"That's outrageous," said Hayward Councilman Kevin Dowling, shortly after the message arrived in his e-mail inbox on Friday afternoon. "These people don't live in Hayward. ... If it's such a great deal, why don't you bring it to your own city?"
The San Leandro business network e-mailed 1,100 people on its membership and e-mail lists, asking them to "join chamber leaders in showing support for the proposed Eastshore Energy Center."
The e-mail urged members to print out and mail a form letter to the California Energy Commission in support of the 115-megawatt gas-burning plant. It also warned that "a group of individuals is trying to kill" the project.
Dowling said he objected to the tone of the letter, a nearly identical version of which went out to members of the Hayward Chamber of Commerce last week.
The Hayward City Council voted unanimously to oppose the power plant in March, although the state has ultimate authority on whether it is built. The state Energy Commission has also reported receiving more than 1,300 letters against the plant so far.
"The council's against it, and most of the community is against it," Dowling said. "Everybody but the chamber is against it.
San Leandro Chamber CEO Diana Gentry said her organization decided to lend its support to the plant after receiving a request from Gordon Galvan, a local consultant for Texas-based plant developer Tierra Energy, and after talking to Tom Guarino, a community affairs representative for Pacific Gas & Electric.
Galvan is also a former San Leandro councilman who serves on the San Leandro Chamber's government relations committee. Guarino is a former CEO of the San Leandro Chamber who also serves on the government relations committee. Neither participated when the board voted last week to support the plant, Galvan said.
"We asked for their support," Galvan said. "We're going to ask a lot of people for their support. It's not just a Hayward issue, it's a regional issue."
Since the plans became known to the public late last year, proponents have argued that Eastshore's 14 internal combustion engines will help ensure safe, reliable electricity in the Hayward area. The facility would be a "peaker" plant, meant to generate energy for PG&E's power grid during periods of peak demand.

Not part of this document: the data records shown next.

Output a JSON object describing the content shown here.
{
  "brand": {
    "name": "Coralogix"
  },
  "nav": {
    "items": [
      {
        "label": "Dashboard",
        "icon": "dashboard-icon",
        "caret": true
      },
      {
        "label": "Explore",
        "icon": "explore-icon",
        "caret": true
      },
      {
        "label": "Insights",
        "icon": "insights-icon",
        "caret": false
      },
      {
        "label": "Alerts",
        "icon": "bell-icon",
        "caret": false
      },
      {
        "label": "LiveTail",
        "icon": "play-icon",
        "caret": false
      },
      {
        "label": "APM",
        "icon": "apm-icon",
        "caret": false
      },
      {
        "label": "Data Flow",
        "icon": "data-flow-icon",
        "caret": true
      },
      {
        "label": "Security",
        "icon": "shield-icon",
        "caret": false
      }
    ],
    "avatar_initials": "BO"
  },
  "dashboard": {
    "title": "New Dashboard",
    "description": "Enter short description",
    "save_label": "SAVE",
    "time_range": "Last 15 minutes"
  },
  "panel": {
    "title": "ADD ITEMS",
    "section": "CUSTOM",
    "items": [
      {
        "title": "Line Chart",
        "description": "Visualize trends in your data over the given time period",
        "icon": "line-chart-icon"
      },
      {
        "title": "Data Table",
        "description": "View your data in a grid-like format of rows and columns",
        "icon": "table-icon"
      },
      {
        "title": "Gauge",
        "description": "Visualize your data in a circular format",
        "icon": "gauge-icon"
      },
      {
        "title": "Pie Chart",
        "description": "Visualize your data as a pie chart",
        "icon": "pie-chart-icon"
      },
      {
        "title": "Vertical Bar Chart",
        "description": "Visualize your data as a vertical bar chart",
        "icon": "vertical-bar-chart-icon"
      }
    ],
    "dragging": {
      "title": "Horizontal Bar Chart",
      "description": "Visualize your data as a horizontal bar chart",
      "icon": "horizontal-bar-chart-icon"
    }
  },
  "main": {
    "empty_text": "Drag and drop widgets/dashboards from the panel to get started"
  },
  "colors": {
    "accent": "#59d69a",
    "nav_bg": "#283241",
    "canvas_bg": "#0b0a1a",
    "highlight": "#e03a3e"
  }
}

"As a chamber, we feel the project is good business," said Heidi Finberg, a former San Leandro Chamber CEO who said she brought the issue to the chamber's government affairs board on Galvan's behalf. "I don't know of any business, any real organized group, that is opposed to it."
Finberg said Galvan gave a presentation last week, and Guarino "spoke about it from an energy perspective."
Guarino did not return a call or e-mail for comment Friday, but PG&E spokesman David Eisenhauer called Guarino and was told that Guarino "abstained from voting" on the issue.
PG&E signed a contract more than a year ago to buy electricity from Tierra's future plant on Clawiter Road in west Hayward. But the investor-owned utility company has mostly avoided attending public meetings on the project, arguing that it is a third party to the proceedings and not directly involved.
"There's not a whole lot of information we can provide beyond what our contract is with (Tierra), to buy electricity from them," Eisenhauer said.
The e-mail sent to chamber members Friday indicates in the subject line that it is a paid advertisement for Tierra. It criticizes opponents who "ignore crucial facts" about the project's environmental impacts and its community benefits.
"Among the facts that they ignore is that California has a host of public agencies such as the California Energy Commission and the Bay Area Air Quality Management District that have scrutinized this project," the letter states. "Those who oppose the project prefer to utilize scare tactics and misinformation to create fear in individuals."
The air district has reviewed the project and determined it will comply with district standards as long as Tierra buys credits to reduce excess pollution elsewhere. The commission has not yet released its preliminary assessment of the project.
Gentry said chamber leaders voted to support the project because they believe it will help prevent rolling blackouts and brownouts.
"It has an effect on all businesses in Alameda County," Gentry said.
Andrew Wilson, a Hayward resident who has been one of the plant's most active opponents, said he believes the chamber's letter itself misinforms by overstating the specific local benefits to energy reliability.
"It's like a scatter network, it's not like a highway," Wilson said of the energy grid. "If you lose a line one place, they'll bring it in another way."
Critics have said they don't believe Clawiter Road is an appropriate place for the plant because it would be emitting pollutants less than a mile away from homes and schools. There is also another power plant, the 600-megawatt Russell City Energy Center, being proposed farther west in the same general area.
Gentry said the chamber has not taken a position on the Russell City Energy Center, or other power plant proposals, because it has not been asked to do so.
Galvan said the businesses represented by local chambers should be concerned about reliable power.
"You could generate in Tracy, you could generate in Reno, but then you have to build transmission lines," Galvan said. "It's needed here because this is where we have people living and working and businesses."
The Energy Commission's preliminary assessment of the Eastshore project, looking at environmental and other impacts, is scheduled to be completed by the end of July. The same assessment for the Russell City project was due Friday, and an official said it should be uploaded on the commission's Web site by this morning.
Matt O'Brien at (510) 293-2473 or email@example.com.